** Source material follows **
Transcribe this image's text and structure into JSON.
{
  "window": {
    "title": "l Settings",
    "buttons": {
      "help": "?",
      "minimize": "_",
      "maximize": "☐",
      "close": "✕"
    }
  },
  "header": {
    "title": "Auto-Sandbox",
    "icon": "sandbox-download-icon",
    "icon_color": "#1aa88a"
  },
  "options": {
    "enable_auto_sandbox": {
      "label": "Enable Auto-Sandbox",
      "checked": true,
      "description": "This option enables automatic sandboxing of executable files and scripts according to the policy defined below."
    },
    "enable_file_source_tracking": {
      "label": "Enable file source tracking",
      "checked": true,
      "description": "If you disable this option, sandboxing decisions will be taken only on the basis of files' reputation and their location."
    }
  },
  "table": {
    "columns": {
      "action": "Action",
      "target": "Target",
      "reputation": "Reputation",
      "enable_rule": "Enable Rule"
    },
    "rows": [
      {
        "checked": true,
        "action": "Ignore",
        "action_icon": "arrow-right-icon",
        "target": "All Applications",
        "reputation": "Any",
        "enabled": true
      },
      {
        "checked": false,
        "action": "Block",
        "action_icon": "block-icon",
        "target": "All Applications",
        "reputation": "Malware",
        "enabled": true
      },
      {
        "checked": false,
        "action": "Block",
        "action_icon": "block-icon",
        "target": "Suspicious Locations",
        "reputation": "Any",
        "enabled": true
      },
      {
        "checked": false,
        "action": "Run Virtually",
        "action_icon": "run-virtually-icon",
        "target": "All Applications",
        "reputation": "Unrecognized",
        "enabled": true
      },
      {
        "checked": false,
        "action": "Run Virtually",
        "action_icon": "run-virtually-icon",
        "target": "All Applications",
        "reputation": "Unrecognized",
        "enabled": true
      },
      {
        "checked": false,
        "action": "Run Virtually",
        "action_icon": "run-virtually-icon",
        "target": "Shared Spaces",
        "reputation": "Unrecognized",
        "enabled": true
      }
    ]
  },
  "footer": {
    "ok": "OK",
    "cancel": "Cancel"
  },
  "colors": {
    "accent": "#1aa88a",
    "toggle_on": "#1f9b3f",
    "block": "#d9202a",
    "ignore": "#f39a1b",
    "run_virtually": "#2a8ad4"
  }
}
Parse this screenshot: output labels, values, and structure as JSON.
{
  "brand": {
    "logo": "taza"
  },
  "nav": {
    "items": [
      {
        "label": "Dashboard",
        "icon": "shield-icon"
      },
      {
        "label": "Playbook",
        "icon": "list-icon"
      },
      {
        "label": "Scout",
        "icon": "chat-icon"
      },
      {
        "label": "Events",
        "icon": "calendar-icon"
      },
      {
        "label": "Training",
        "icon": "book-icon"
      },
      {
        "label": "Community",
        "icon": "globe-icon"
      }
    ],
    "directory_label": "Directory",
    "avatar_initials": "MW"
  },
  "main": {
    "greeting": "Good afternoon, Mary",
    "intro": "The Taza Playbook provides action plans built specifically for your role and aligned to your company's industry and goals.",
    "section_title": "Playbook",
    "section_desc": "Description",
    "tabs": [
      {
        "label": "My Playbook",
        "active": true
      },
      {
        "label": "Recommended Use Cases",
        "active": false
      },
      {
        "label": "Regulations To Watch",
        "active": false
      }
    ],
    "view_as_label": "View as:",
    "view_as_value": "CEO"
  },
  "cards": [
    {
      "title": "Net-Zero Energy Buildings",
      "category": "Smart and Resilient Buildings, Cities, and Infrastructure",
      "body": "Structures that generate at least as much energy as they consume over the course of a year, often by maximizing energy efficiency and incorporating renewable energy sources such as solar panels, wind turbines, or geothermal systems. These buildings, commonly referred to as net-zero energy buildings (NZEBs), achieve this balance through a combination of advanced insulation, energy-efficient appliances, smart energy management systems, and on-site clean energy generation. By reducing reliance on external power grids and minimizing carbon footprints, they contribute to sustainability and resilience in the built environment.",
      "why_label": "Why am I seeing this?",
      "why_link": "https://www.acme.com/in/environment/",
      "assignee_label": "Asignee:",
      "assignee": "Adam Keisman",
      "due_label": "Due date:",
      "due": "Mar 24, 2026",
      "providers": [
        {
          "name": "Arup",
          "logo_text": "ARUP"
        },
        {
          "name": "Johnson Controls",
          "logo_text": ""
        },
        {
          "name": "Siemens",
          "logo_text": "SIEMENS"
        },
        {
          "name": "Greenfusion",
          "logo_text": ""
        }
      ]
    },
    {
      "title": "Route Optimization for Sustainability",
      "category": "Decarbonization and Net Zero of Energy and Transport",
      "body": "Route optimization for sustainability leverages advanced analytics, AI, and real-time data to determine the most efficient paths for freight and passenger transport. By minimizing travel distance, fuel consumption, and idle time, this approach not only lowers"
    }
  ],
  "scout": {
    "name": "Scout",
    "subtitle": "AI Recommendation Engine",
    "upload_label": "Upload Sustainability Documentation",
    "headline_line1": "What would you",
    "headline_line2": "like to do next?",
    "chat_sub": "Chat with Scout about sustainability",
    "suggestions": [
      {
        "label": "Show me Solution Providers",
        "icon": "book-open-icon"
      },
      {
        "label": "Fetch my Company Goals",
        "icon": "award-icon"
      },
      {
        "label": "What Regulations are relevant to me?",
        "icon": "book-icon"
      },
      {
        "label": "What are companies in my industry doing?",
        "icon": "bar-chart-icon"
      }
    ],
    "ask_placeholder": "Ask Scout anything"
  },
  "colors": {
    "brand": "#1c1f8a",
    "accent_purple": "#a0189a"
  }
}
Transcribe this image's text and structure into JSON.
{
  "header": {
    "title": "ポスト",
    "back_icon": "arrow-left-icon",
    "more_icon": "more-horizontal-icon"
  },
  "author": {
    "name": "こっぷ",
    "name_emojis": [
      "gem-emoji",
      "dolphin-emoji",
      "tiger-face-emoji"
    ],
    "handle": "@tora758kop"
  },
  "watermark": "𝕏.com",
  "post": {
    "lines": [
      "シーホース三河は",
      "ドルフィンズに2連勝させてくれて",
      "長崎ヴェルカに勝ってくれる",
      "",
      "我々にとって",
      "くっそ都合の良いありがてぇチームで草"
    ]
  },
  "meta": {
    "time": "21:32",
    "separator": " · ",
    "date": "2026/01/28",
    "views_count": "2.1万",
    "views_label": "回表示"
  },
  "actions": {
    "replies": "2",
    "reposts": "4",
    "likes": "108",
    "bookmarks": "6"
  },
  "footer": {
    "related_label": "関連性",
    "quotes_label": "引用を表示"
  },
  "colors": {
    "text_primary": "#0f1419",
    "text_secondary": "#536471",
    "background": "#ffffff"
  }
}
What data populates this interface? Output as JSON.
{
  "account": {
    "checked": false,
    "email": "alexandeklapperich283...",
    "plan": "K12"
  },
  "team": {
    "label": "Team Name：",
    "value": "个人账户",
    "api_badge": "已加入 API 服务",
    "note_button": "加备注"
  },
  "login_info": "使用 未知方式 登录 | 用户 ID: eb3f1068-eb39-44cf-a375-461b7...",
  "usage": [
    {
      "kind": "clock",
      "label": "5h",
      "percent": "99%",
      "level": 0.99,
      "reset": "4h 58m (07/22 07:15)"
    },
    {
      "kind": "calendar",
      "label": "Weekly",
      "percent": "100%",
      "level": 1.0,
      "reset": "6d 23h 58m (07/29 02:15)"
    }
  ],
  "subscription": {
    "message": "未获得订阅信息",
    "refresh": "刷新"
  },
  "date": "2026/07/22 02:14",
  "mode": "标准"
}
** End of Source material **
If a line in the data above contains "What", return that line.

    "headline_line1": "What would you",
        "label": "What Regulations are relevant to me?",
        "label": "What are companies in my industry doing?",
What data populates this interface? Output as JSON.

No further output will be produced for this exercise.